Man, who disarmed mass shooter at Monterey Park shares his experience

A man who bravely disarmed a shooter about a half-hour after the shooter gunned down 10 people at a Lunar New Year celebration near Los Angeles recounted the chilling encounter — and his first thought: that he “was going to die.”

After the Saturday night carnage in Monterey Park, California, the shooter, identified as 72-year-old Huu Can Tran, fled to nearby Alhambra, entering the Lai Lai Ballroom & Studio, where Brandon Tsay, 26 — unaware of the slaughter some 20 minutes earlier — confronted him in the lobby.

In an interview Monday on “Good Morning America,” Tsay, who helps his family run the venue, said he heard the ballroom’s front door click close behind him — and came face to face with “an Asian man holding a gun.”

“My first thought was, I was going to die here, this is it,” Tsay told ABC News’ Robin Roberts.

Tsay said the shooter was “looking around the room” as if he was “looking for targets — people to harm.”

“He started prepping the weapon and something came over me,” Tsay recounted.

“I realized I needed to get the weapon away from him.
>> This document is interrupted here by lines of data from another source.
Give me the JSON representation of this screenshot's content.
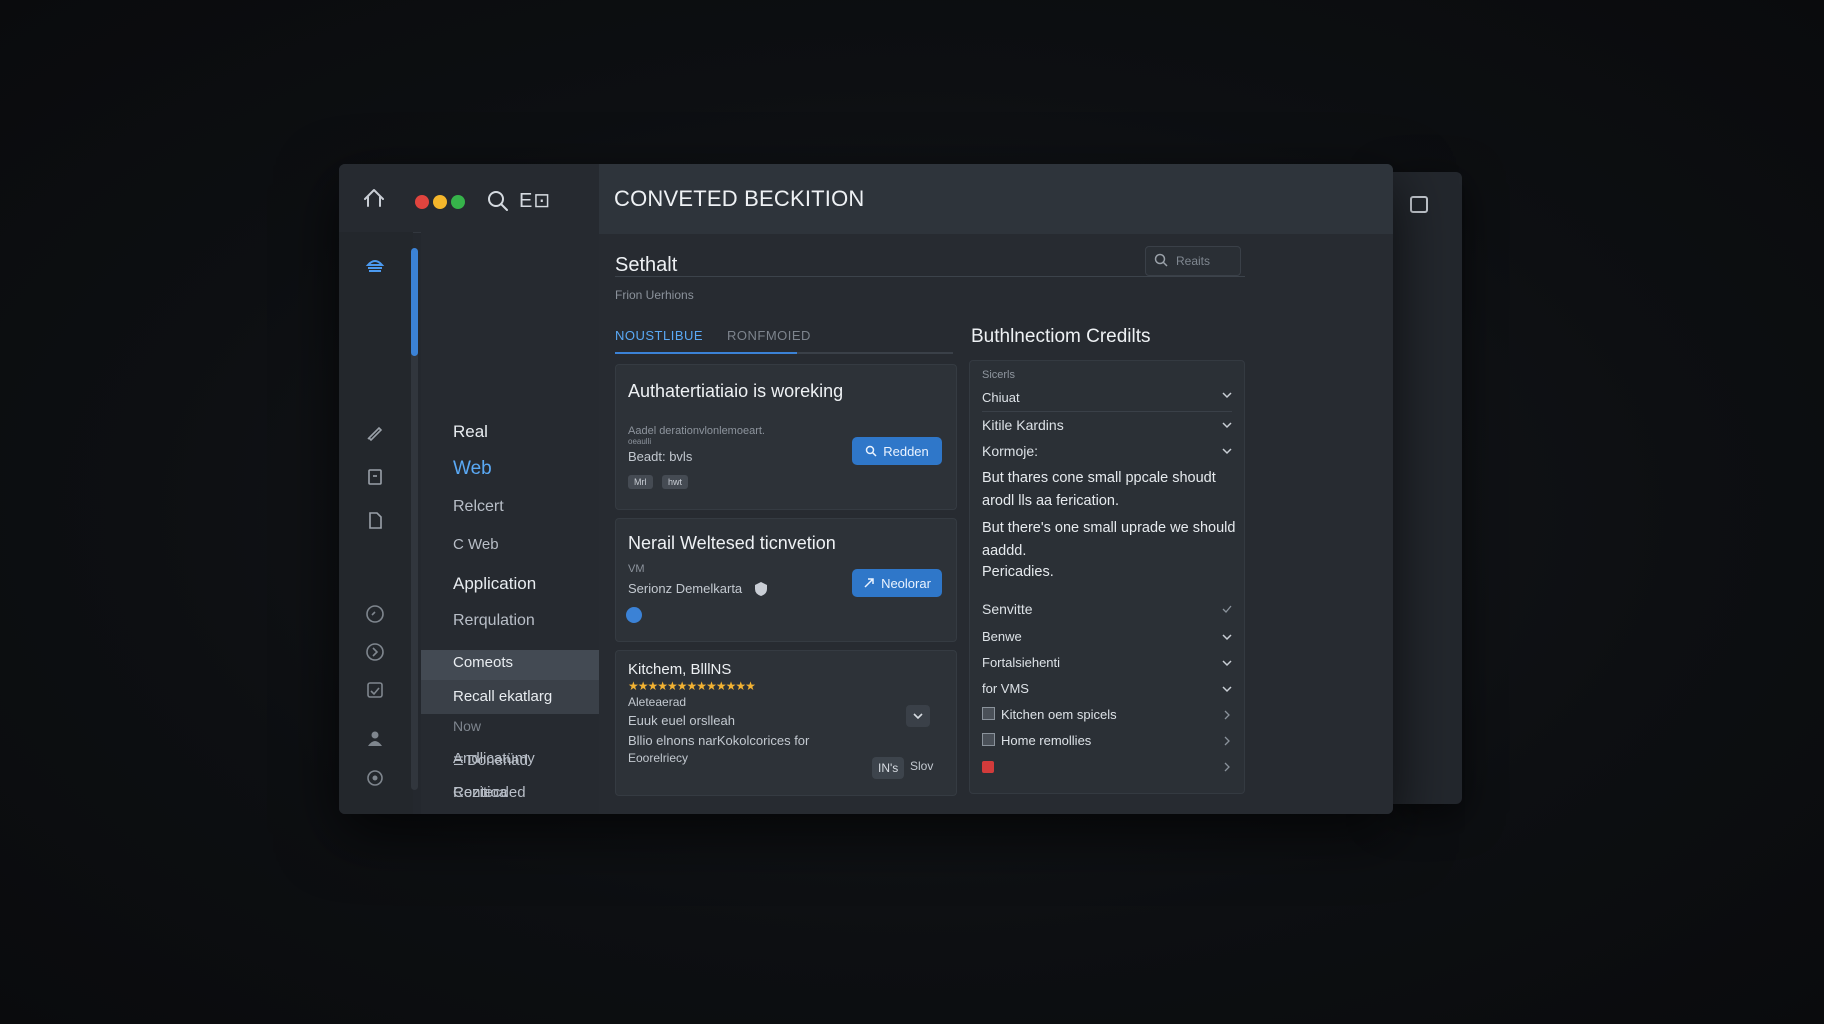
{
  "window": {
    "title": "CONVETED BECKITION",
    "top_label": "E⊡",
    "traffic_lights": [
      "#e0443e",
      "#f4b62b",
      "#36b34a"
    ]
  },
  "nav": {
    "items": [
      {
        "label": "Real"
      },
      {
        "label": "Web"
      },
      {
        "label": "Relcert"
      },
      {
        "label": "C Web"
      },
      {
        "label": "Application"
      },
      {
        "label": "Rerqulation"
      },
      {
        "label": "Comeots"
      },
      {
        "label": "Recall ekatlarg"
      },
      {
        "label": "Now"
      },
      {
        "label": "Andlicatümy"
      },
      {
        "label": "Contecded"
      },
      {
        "label": "Donenad"
      },
      {
        "label": "Rezitioa"
      },
      {
        "label": "Conecced"
      },
      {
        "label": "Now"
      }
    ]
  },
  "main": {
    "section_title": "Sethalt",
    "section_subtitle": "Frion Uerhions",
    "search_placeholder": "Reaits",
    "tabs": [
      {
        "label": "NOUSTLIBUE"
      },
      {
        "label": "RONFMOIED"
      }
    ],
    "cards": {
      "auth": {
        "title": "Authatertiatiaio is woreking",
        "line1": "Aadel derationvlonlemoeart.",
        "line2": "oeaulli",
        "line3": "Beadt: bvls",
        "chip1": "Mrl",
        "chip2": "hwt",
        "button": "Redden"
      },
      "email": {
        "title": "Nerail Weltesed ticnvetion",
        "line1": "VM",
        "line2": "Serionz Demelkarta",
        "button": "Neolorar"
      },
      "kitchen": {
        "title": "Kitchem, BlllNS",
        "stars": "★★★★★★★★★★★★★",
        "line1": "Aleteaerad",
        "line2": "Euuk euel orslleah",
        "line3": "Bllio elnons narKokolcorices for",
        "line4": "Eoorelriecy",
        "tag": "IN's",
        "tag_text": "Slov"
      }
    }
  },
  "right": {
    "title": "Buthlnectiom Credilts",
    "panel_label": "Sicerls",
    "rows_top": [
      {
        "label": "Chiuat"
      },
      {
        "label": "Kitile Kardins"
      },
      {
        "label": "Kormoje:"
      }
    ],
    "paragraph1": "But thares cone small ppcale shoudt arodl lls aa ferication.",
    "paragraph2": "But there's one small uprade we should aaddd.",
    "paragraph3": "Pericadies.",
    "rows_bottom": [
      {
        "label": "Senvitte"
      },
      {
        "label": "Benwe"
      },
      {
        "label": "Fortalsiehenti"
      },
      {
        "label": "for VMS"
      },
      {
        "label": "Kitchen oem spicels"
      },
      {
        "label": "Home remollies"
      }
    ]
  },
  "colors": {
    "accent": "#3b82d6",
    "accent_text": "#5aa9f5",
    "star": "#f2b233",
    "danger": "#d23b3b"
  }
}
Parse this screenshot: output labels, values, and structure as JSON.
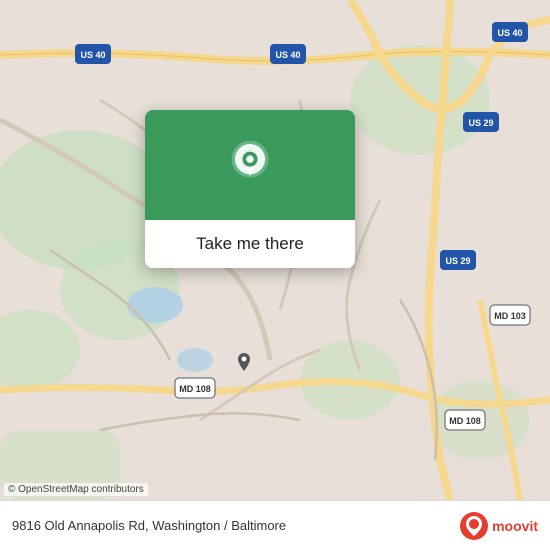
{
  "map": {
    "alt": "OpenStreetMap of Washington/Baltimore area",
    "credit": "© OpenStreetMap contributors",
    "popup": {
      "button_label": "Take me there"
    },
    "pin_icon": "location-pin",
    "arrow_icon": "popup-arrow"
  },
  "bottom_bar": {
    "address": "9816 Old Annapolis Rd, Washington / Baltimore",
    "logo_text": "moovit"
  }
}
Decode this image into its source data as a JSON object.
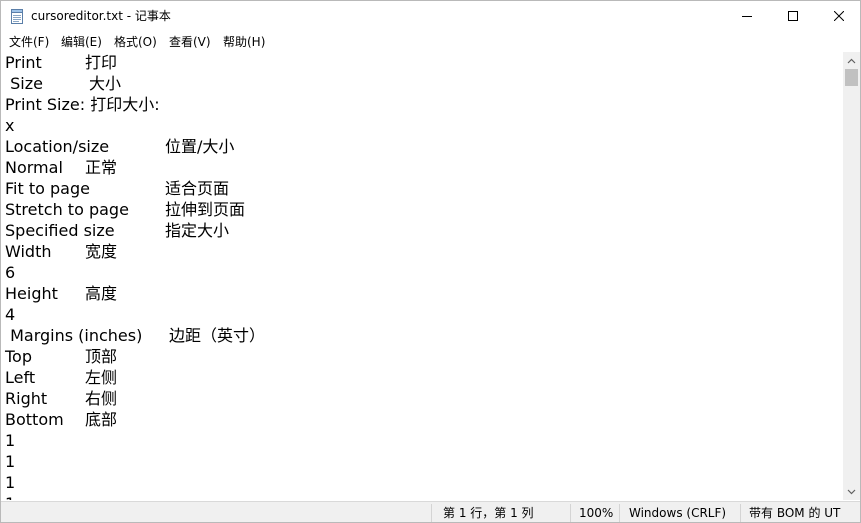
{
  "window": {
    "title": "cursoreditor.txt - 记事本"
  },
  "menu": {
    "file": "文件(F)",
    "edit": "编辑(E)",
    "format": "格式(O)",
    "view": "查看(V)",
    "help": "帮助(H)"
  },
  "lines": [
    {
      "a": "Print",
      "b": "打印"
    },
    {
      "a": " Size",
      "b": "大小"
    },
    {
      "a": "Print Size: 打印大小:",
      "b": ""
    },
    {
      "a": "x",
      "b": ""
    },
    {
      "a": "Location/size",
      "b": "位置/大小"
    },
    {
      "a": "Normal",
      "b": "正常"
    },
    {
      "a": "Fit to page",
      "b": "适合页面"
    },
    {
      "a": "Stretch to page",
      "b": "拉伸到页面"
    },
    {
      "a": "Specified size",
      "b": "指定大小"
    },
    {
      "a": "Width",
      "b": "宽度"
    },
    {
      "a": "6",
      "b": ""
    },
    {
      "a": "Height",
      "b": "高度"
    },
    {
      "a": "4",
      "b": ""
    },
    {
      "a": " Margins (inches)",
      "b": "边距（英寸）"
    },
    {
      "a": "Top",
      "b": "顶部"
    },
    {
      "a": "Left",
      "b": "左侧"
    },
    {
      "a": "Right",
      "b": "右侧"
    },
    {
      "a": "Bottom",
      "b": "底部"
    },
    {
      "a": "1",
      "b": ""
    },
    {
      "a": "1",
      "b": ""
    },
    {
      "a": "1",
      "b": ""
    },
    {
      "a": "1",
      "b": ""
    }
  ],
  "status": {
    "position": "第 1 行，第 1 列",
    "zoom": "100%",
    "line_ending": "Windows (CRLF)",
    "encoding": "带有 BOM 的 UT"
  }
}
I needed to take this weapon, disarm him or else everybody would have died.”

“When I got the courage, I lunged at him with both my hands, grabbed the weapon and we had a struggle,” he recalled. “We struggled into the lobby, trying to get this gun away from each other. He was hitting me across the face, bashing the back of my head.”

Tsay said he used his elbows to separate the gun from the suspect during the struggle — until he finally was able to pull the weapon away and shove the man aside.

Tsay said he pointed the gun at the shooter and shouted: “Get the hell out of here! I’ll shoot! Get away! Go!”

“I thought he would run away, but he was just standing there contemplating whether to fight or to run,” Tsay recalled.

“I really thought I would have to shoot him and he came at me. This is when he turned around and walked out the door, jogged back to his van. I immediately called police with the gun still in my hand.”

Tsay’s older sister Brenda, who runs the business, told The New York Times the footage showed the gunman’s fierce struggle to keep control of his weapon.

“He kept coming at him,” she told the news outlet. “He really wanted the gun back.”

Tsay said he later learned the same man had opened fire at the Star Dance Studio in a predominately Asian community of Monterey Park, killing at least 10 people and wounding 10 others.

On Sunday, after a daylong manhunt, police located Tran’s vehicle along a road in Torrance, about 30 miles southwest of Monterey Park.

According to ABC, as cops pulled behind the van in a marked patrol car, the vehicle entered a shopping center parking lot. When officers exited their patrol car to approach the van, they heard one gunshot coming from inside the vehicle. The officers found Tran dead from a self-inflicted gunshot wound inside the van, which had a stolen license plate, according to authorities, ABC reported.

The Lai Lai Ballroom & Studio’s surveillance cameras captured the frightening struggle between Tran and Tsay, who told ABC he was bruised over his entire body — including across his nose and the back of his head.

“I was shaking all night. I couldn’t believe what happened,” he said. “A lot of people have been telling me how much courage I had to confront a situation like this. But you know what courage is? Courage is not the absence of fear, but rather the ability to have adversity to fear when fearful events happen such as this.”